I think the really important lesson here is that while RA causes a lot of physical symptoms, it can cause mental anguish, as well. We would do well to take a holistic approach, especially considering that mental distress can contribute to increased disease activity.
We would also do well to remember that RA doesn’t just effect the patient, but the patient’s family and friends, as well. Caregivers often go unrecognized, and they can be faced with significant physical and psychological burdens as a result (Gettings 2010).
Whether you’re the person suffering from RA or the caregiver of someone with RA, you’re never as alone as you feel. And if you don’t feel you have in-person support, there are always people in the online community that have been where you are.

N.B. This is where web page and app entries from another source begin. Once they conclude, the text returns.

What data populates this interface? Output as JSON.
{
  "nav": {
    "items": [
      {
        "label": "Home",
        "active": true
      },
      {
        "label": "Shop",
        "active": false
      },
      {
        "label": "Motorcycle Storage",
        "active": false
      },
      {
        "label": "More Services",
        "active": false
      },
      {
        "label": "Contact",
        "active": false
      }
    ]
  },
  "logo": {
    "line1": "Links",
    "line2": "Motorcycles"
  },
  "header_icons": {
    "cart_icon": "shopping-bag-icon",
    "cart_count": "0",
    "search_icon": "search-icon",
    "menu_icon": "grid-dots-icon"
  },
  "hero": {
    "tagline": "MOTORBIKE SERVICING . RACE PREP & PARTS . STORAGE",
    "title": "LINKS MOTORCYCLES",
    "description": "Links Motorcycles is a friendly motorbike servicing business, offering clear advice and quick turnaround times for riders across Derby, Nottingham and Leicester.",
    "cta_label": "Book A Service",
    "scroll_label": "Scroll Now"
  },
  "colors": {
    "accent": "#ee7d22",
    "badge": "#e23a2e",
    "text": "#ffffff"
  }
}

If you or your loved one has thoughts of suicide, there is always help. Contact the National Suicide Prevention Lifeline at 1-800-273-8255.

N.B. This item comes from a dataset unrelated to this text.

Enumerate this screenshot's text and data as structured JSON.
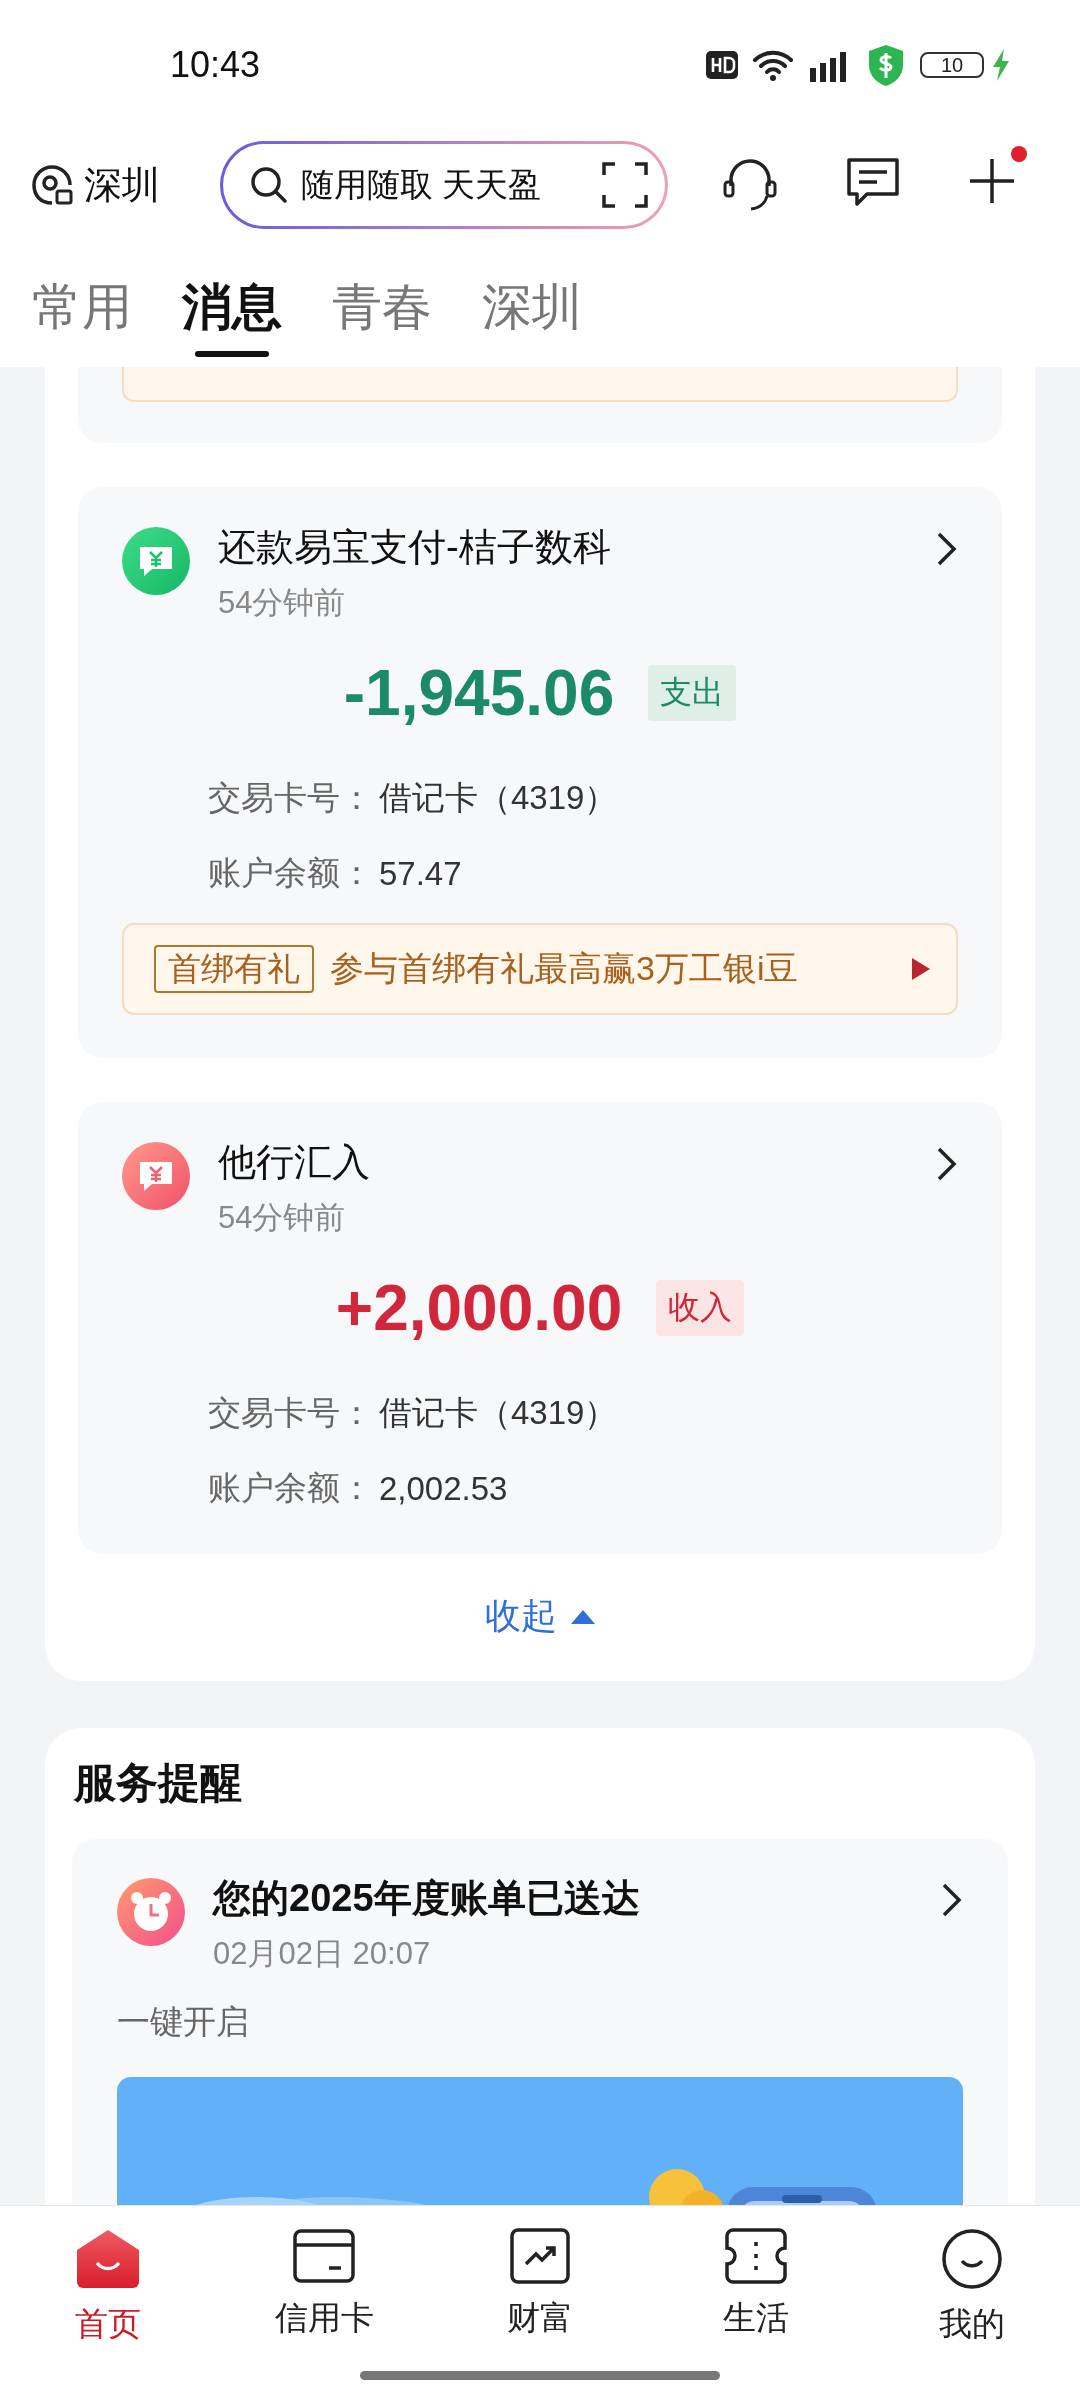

Gettings, Lynda. 2010. “Psychological Well-Being in Rheumatoid Arthritis: A Review of the Literature.” Musculoskeletal Care 8 (2010): 99-106.

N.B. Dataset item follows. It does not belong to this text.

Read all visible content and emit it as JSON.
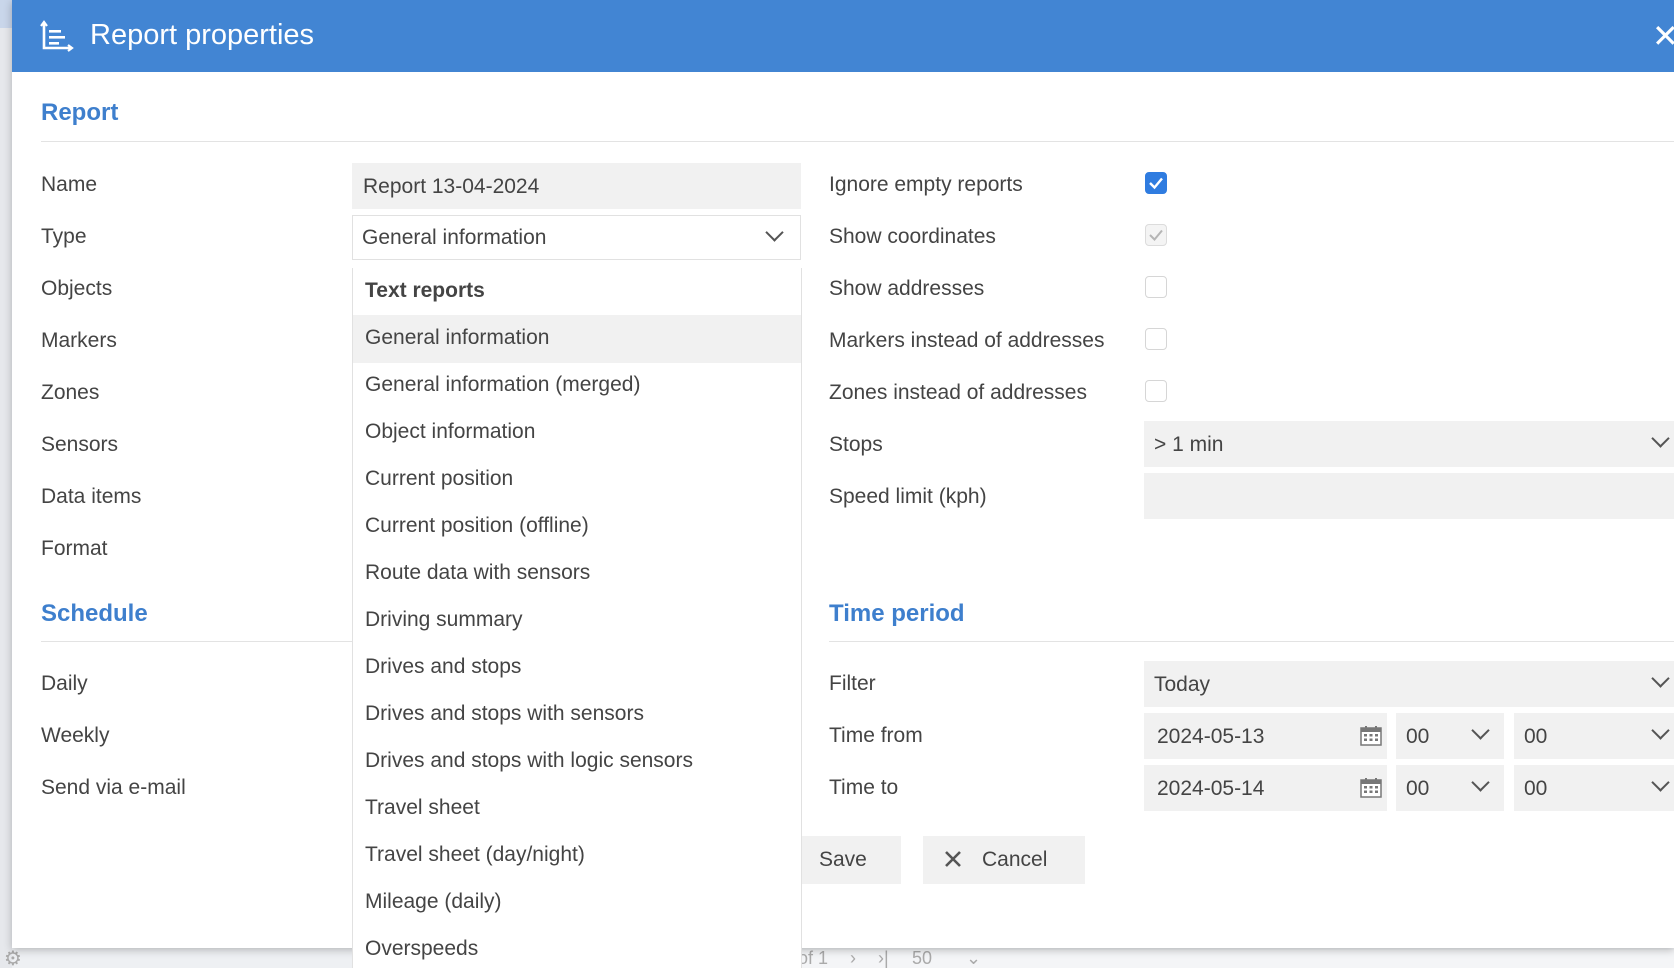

Hewlett, S., T. Sanderson, J. May, R. Alten, C. Bingham, M. Cross, L. March, C. Pohl, T. Woodworth, and S. Bartlett. 2012. “’I’m Hurting, I Want to Kill Myself’: Rheumatoid Arthritis Flare is More Than a High Joint Count – An International Patient Perspective on Flare Where Medical Help is Sought.” Rheumatology 2012 (51): 69-76.
Timonen, M., K. Viilo, H. Hakko, T. Sarkioja, M. Ylikulju, V. Meyer-Rochow, E. Vaisanen, and P. Rasanen. 2003. “Suicides in Persons Suffering From Rheumatoid Arthritis.” Rheumatology 2003 (42): 287-291.